───── Data ─────

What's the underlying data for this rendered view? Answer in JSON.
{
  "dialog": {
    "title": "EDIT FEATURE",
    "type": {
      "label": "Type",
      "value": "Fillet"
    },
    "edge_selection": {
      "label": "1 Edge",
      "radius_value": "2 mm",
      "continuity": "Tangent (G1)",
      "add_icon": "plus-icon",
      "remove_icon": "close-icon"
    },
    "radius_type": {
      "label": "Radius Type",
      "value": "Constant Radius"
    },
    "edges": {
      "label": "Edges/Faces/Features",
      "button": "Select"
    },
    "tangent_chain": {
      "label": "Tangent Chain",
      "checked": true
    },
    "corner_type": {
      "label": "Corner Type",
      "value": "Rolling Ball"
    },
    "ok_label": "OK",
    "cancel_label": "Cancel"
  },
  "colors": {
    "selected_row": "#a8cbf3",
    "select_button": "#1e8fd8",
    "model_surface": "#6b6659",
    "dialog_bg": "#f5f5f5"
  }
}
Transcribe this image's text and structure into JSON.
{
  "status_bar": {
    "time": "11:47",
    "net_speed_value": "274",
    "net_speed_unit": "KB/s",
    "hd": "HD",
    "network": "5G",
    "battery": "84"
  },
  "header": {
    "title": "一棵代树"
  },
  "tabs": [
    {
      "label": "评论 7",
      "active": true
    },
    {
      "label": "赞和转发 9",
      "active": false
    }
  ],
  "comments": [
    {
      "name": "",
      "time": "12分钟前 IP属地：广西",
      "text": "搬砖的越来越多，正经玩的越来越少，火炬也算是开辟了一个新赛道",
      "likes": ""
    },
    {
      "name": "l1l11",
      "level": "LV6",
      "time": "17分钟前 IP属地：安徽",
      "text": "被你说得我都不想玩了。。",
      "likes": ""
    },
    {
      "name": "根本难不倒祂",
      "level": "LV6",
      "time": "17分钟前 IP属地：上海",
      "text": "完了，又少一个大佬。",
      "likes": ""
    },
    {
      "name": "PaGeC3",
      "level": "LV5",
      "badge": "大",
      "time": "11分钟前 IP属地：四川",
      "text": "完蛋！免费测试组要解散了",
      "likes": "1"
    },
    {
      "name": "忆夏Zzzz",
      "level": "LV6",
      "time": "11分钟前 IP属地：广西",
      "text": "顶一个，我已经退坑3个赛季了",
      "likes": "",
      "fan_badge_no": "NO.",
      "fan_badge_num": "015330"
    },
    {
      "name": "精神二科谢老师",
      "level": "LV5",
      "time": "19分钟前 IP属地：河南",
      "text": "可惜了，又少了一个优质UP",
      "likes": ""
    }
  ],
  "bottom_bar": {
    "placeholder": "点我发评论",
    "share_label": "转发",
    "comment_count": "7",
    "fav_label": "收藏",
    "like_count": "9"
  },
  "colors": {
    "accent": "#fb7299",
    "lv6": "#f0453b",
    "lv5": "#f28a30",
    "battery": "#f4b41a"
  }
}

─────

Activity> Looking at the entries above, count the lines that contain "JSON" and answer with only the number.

Task solution> 2